The people of K’asho Got’ine (Fort Good Hope) harvest fish from the Deh Cho (the Mackenzie River) and pass this knowledge on from generation to generation. Although fish-harvesting techniques have changed throughout colonization and amongst generations, some people still retain important practices that do not separate them from the land. Harvesters like Judy and Michel, the Elders in this video, are one of a few families who still practice land-based harvesting ‘out on the land’ in specific harvesting camps outside the community. One change in harvesting techniques that has become more common is harvesting within the community. With full-time jobs and their children committed to education, it is difficult for those who harvest to go ‘out on the land’ for extended periods of time. Some find it more accessible to set nets close to the community and harvest outside their houses with teepees at their doorstep. Other inevitable changes to traditional harvesting techniques include adapting to non-traditional tools with the help of technology and modern materials. Amidst all of these changes in traditional harvesting practices and techniques, Judy and Michel, the Elder teachers, still emphasize the importance for them to remain each year harvesting fish ‘out on the land,’ hence – “Luge k’e rahtse deh, we live with the fish.”

Special thanks to (in order of appearance):

  • Wilma Manuel, Participant
  • Judy Lafferty, Mentor
  • Michel Lafferty, Mentor
  • Anna Turo, Participant

As well, special thanks to:

  • Anne-Marie Jackson, NCCIE Videographer and Contributor
  • Christopher White, Promethean Heritage and Cultural Services, Video Editor
  • Andrée Cazabon, Productions Cazabon, Producer

This video and two others in this series are also part of Tracking Change: the Role of Local and Traditional Knowledge in Watershed Governance, a project that includes listening to Indigenous peoples along the Mackenzie, Mekong, and Amazon Rivers to gather information about “long term (historic and current) patterns of social and ecological change and the interconnections between the health and dynamics of these river systems and that of river communities.” (Source)

Makimautiksat – Qaujigiaqtiit Health Research

Makimautiksat is an evidence-based youth camp that aims to equip Nunavut youth with critical life skills and knowledge that fosters positive mental health and wellness.
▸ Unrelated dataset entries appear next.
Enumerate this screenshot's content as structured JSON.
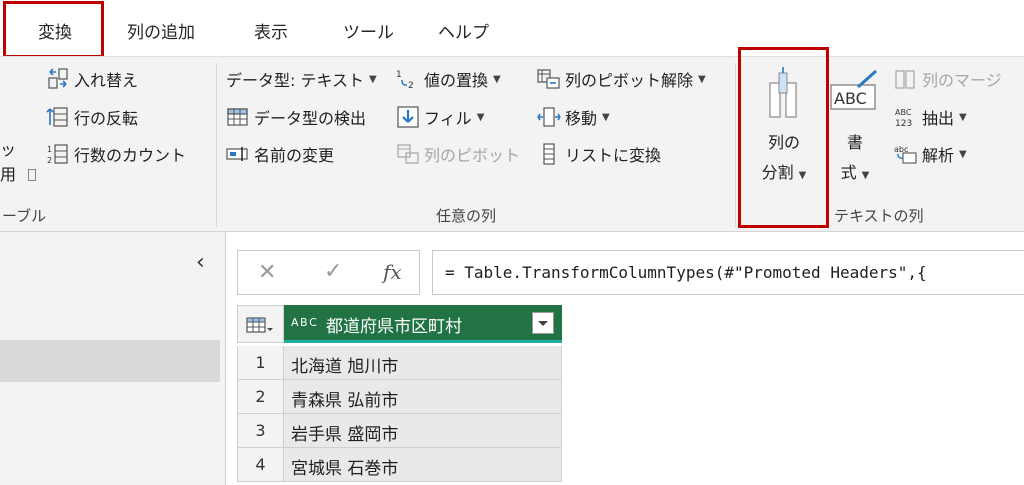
{
  "tabs": {
    "transform": "変換",
    "add_column": "列の追加",
    "view": "表示",
    "tools": "ツール",
    "help": "ヘルプ"
  },
  "ribbon": {
    "left_partial": {
      "line1": "ッ",
      "line2": "用",
      "group": "ーブル"
    },
    "table_group": {
      "swap": "入れ替え",
      "reverse_rows": "行の反転",
      "count_rows": "行数のカウント"
    },
    "any_column": {
      "data_type": "データ型: テキスト",
      "detect_type": "データ型の検出",
      "rename": "名前の変更",
      "replace_values": "値の置換",
      "fill": "フィル",
      "pivot": "列のピボット",
      "unpivot": "列のピボット解除",
      "move": "移動",
      "to_list": "リストに変換",
      "group_label": "任意の列"
    },
    "text_column": {
      "split_line1": "列の",
      "split_line2": "分割",
      "format_line1": "書",
      "format_line2": "式",
      "merge": "列のマージ",
      "extract": "抽出",
      "parse": "解析",
      "group_label": "テキストの列"
    }
  },
  "formula_bar": {
    "cancel_symbol": "✕",
    "confirm_symbol": "✓",
    "fx_symbol": "fx",
    "formula": "= Table.TransformColumnTypes(#\"Promoted Headers\",{"
  },
  "grid": {
    "column_type": "A B C",
    "column_header": "都道府県市区町村",
    "rows": [
      {
        "n": "1",
        "value": "北海道 旭川市"
      },
      {
        "n": "2",
        "value": "青森県 弘前市"
      },
      {
        "n": "3",
        "value": "岩手県 盛岡市"
      },
      {
        "n": "4",
        "value": "宮城県 石巻市"
      }
    ]
  },
  "colors": {
    "highlight": "#c00000",
    "header_green": "#217346",
    "ribbon_bg": "#f3f3f3"
  }
}
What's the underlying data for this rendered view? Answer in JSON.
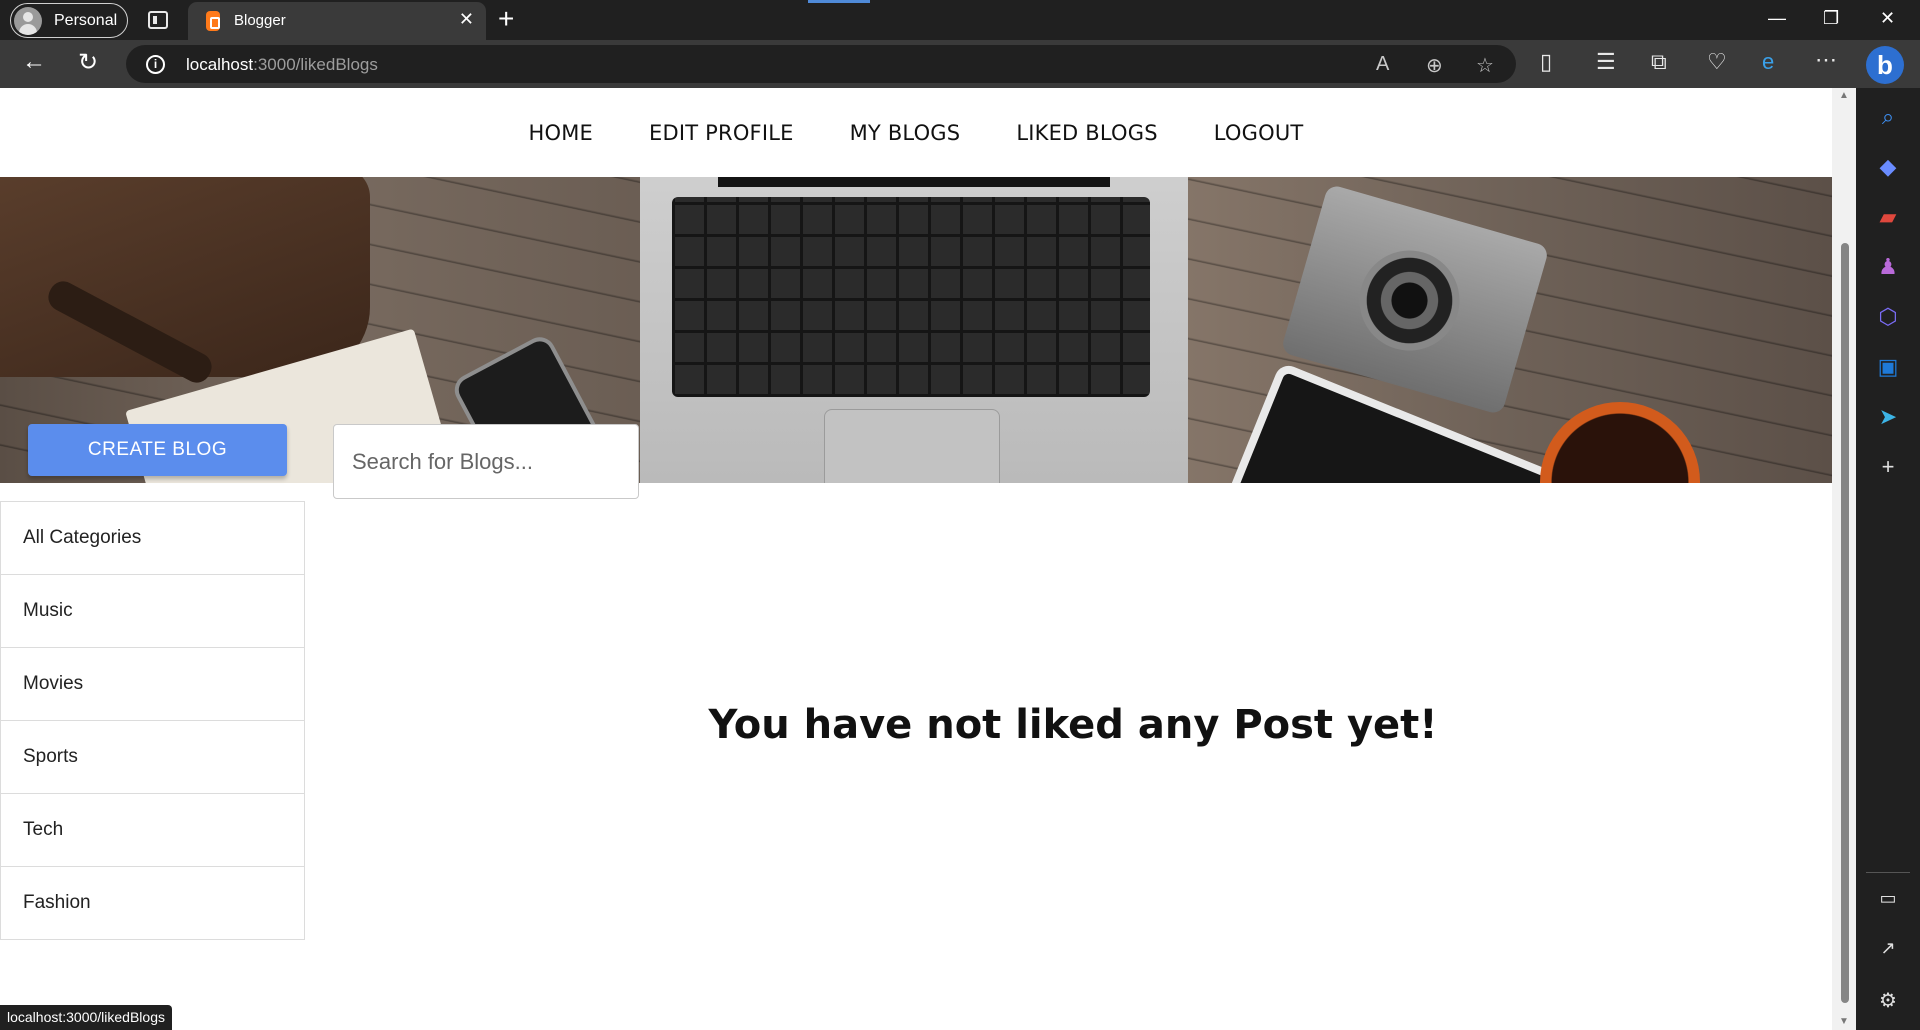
{
  "browser": {
    "profile_label": "Personal",
    "tab_title": "Blogger",
    "tab_close": "✕",
    "new_tab": "+",
    "url_host": "localhost",
    "url_path": ":3000/likedBlogs",
    "status_url": "localhost:3000/likedBlogs"
  },
  "nav": {
    "home": "HOME",
    "edit_profile": "EDIT PROFILE",
    "my_blogs": "MY BLOGS",
    "liked_blogs": "LIKED BLOGS",
    "logout": "LOGOUT"
  },
  "actions": {
    "create_blog": "CREATE BLOG"
  },
  "search": {
    "placeholder": "Search for Blogs..."
  },
  "categories": [
    "All Categories",
    "Music",
    "Movies",
    "Sports",
    "Tech",
    "Fashion"
  ],
  "main": {
    "empty_message": "You have not liked any Post yet!"
  },
  "colors": {
    "accent": "#5b8ded"
  }
}
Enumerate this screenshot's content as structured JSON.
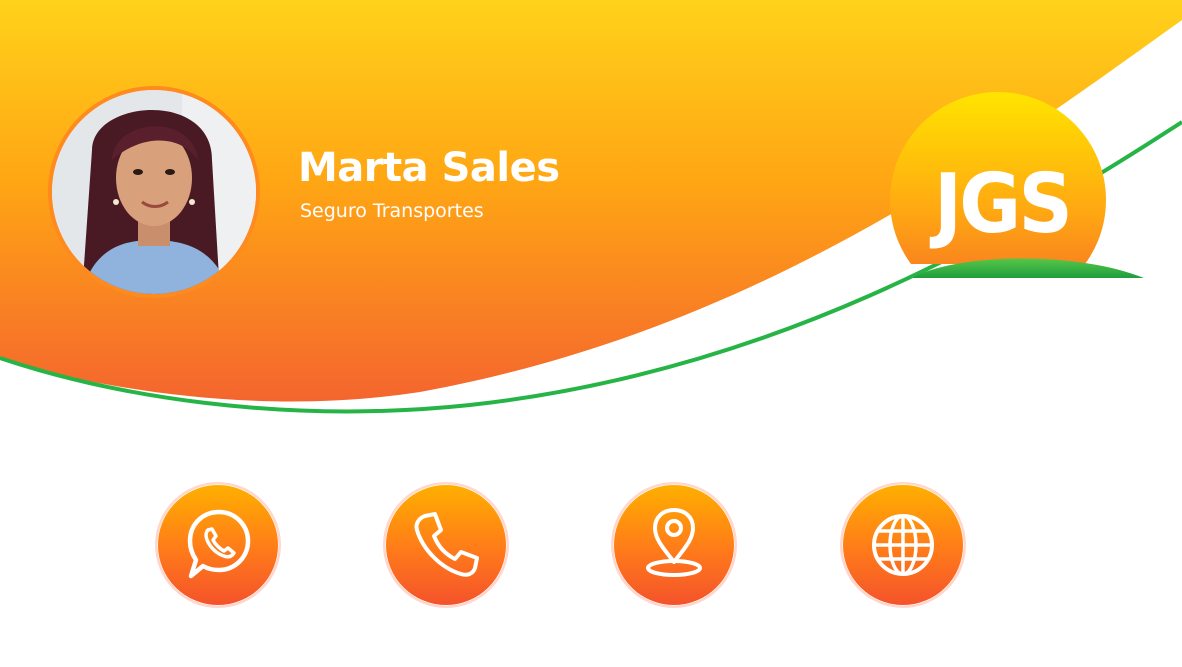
{
  "profile": {
    "name": "Marta Sales",
    "subtitle": "Seguro Transportes"
  },
  "logo": {
    "text": "JGS"
  },
  "colors": {
    "gradient_top": "#ffd21a",
    "gradient_bottom": "#f4652e",
    "accent_green": "#27b446",
    "icon_top": "#ffb000",
    "icon_bottom": "#f4522b"
  },
  "contact_buttons": [
    {
      "icon": "whatsapp-icon"
    },
    {
      "icon": "phone-icon"
    },
    {
      "icon": "location-pin-icon"
    },
    {
      "icon": "globe-icon"
    }
  ]
}
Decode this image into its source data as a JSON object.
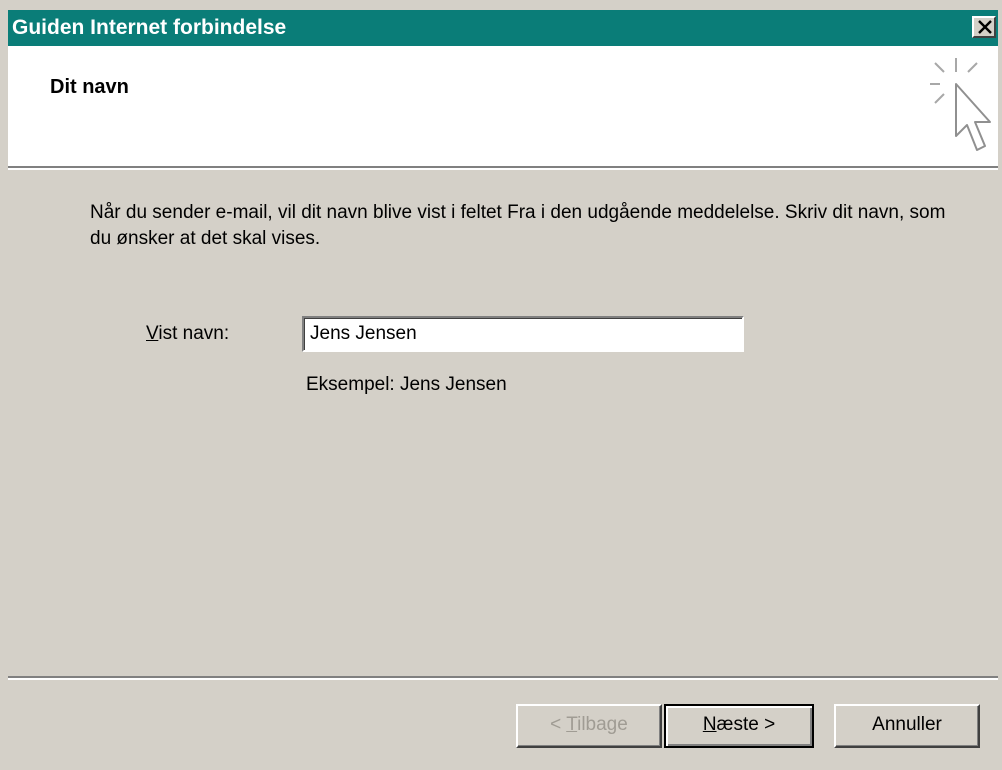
{
  "window": {
    "title": "Guiden Internet forbindelse",
    "close_icon": "close-icon"
  },
  "header": {
    "title": "Dit navn",
    "icon": "cursor-click-icon"
  },
  "content": {
    "intro": "Når du sender e-mail, vil dit navn blive vist i feltet Fra i den udgående meddelelse. Skriv dit navn, som du ønsker at det skal vises.",
    "name_label_accel": "V",
    "name_label_rest": "ist navn:",
    "name_value": "Jens Jensen",
    "example": "Eksempel: Jens Jensen"
  },
  "buttons": {
    "back_prefix": "< ",
    "back_accel": "T",
    "back_rest": "ilbage",
    "next_accel": "N",
    "next_rest": "æste >",
    "cancel": "Annuller"
  },
  "colors": {
    "titlebar": "#0a7d78",
    "dialog_bg": "#d4d0c8",
    "header_bg": "#ffffff",
    "disabled_text": "#a09c94"
  }
}
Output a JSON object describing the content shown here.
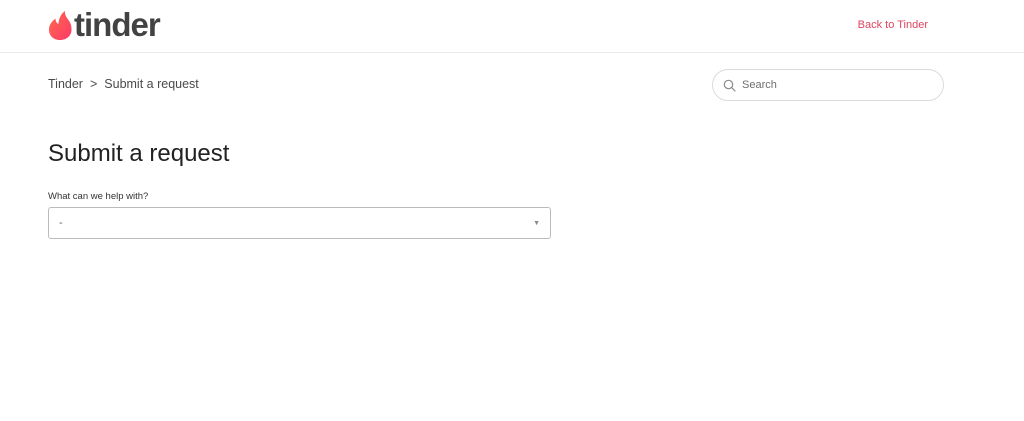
{
  "header": {
    "logo_text": "tinder",
    "back_link": "Back to Tinder"
  },
  "breadcrumb": {
    "home": "Tinder",
    "separator": ">",
    "current": "Submit a request"
  },
  "search": {
    "placeholder": "Search"
  },
  "main": {
    "title": "Submit a request",
    "field_label": "What can we help with?",
    "select_value": "-"
  },
  "colors": {
    "brand": "#fd5068",
    "link": "#e0455f"
  },
  "icons": {
    "logo": "flame-icon",
    "search": "search-icon",
    "select": "caret-down-icon"
  }
}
The Makimautiksat camp was designed by Nunavummiut for Nunavut youth. Makimautiksat is an Inuktitut word that can be interpreted as “building a solid foundation within oneself”. Click here for more information about Makimautiksat.